Assignment:
Could you state how many lines of the material hold "value"? Include nothing beyond the number.

Records for this exercise:

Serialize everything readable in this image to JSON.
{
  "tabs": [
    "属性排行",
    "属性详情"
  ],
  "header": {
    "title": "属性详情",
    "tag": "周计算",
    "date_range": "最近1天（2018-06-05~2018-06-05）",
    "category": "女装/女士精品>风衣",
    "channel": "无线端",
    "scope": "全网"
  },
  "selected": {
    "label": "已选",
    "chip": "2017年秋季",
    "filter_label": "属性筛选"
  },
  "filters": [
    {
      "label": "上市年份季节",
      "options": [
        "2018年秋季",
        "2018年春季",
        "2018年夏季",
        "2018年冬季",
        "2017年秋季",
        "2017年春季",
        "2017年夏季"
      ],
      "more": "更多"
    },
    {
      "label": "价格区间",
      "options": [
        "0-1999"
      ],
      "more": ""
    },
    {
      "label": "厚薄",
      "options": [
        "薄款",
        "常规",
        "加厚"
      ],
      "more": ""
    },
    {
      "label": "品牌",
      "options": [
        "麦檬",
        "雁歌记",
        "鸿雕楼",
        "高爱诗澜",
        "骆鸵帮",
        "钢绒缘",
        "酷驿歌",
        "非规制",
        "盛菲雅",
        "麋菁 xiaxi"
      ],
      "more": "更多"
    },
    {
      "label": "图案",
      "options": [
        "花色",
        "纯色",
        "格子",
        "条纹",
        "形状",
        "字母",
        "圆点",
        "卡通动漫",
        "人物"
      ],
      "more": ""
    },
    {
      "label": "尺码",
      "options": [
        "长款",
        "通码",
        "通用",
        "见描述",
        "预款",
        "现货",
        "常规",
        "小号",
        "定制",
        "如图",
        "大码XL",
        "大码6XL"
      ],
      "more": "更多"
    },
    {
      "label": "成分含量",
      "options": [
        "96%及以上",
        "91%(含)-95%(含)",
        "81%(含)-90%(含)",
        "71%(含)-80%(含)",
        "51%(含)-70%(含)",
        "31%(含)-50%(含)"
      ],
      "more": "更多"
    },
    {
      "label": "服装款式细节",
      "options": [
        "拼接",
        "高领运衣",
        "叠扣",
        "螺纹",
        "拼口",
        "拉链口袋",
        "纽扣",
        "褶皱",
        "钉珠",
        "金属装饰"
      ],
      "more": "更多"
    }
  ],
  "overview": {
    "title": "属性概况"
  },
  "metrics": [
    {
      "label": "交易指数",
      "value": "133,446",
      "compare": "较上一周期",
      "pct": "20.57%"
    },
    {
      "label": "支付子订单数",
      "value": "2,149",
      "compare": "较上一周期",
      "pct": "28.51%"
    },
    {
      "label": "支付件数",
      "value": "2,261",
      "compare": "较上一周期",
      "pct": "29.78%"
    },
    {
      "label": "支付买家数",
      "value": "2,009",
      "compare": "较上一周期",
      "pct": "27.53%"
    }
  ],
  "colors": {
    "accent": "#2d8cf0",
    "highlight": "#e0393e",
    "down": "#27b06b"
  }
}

Finished exercise:
4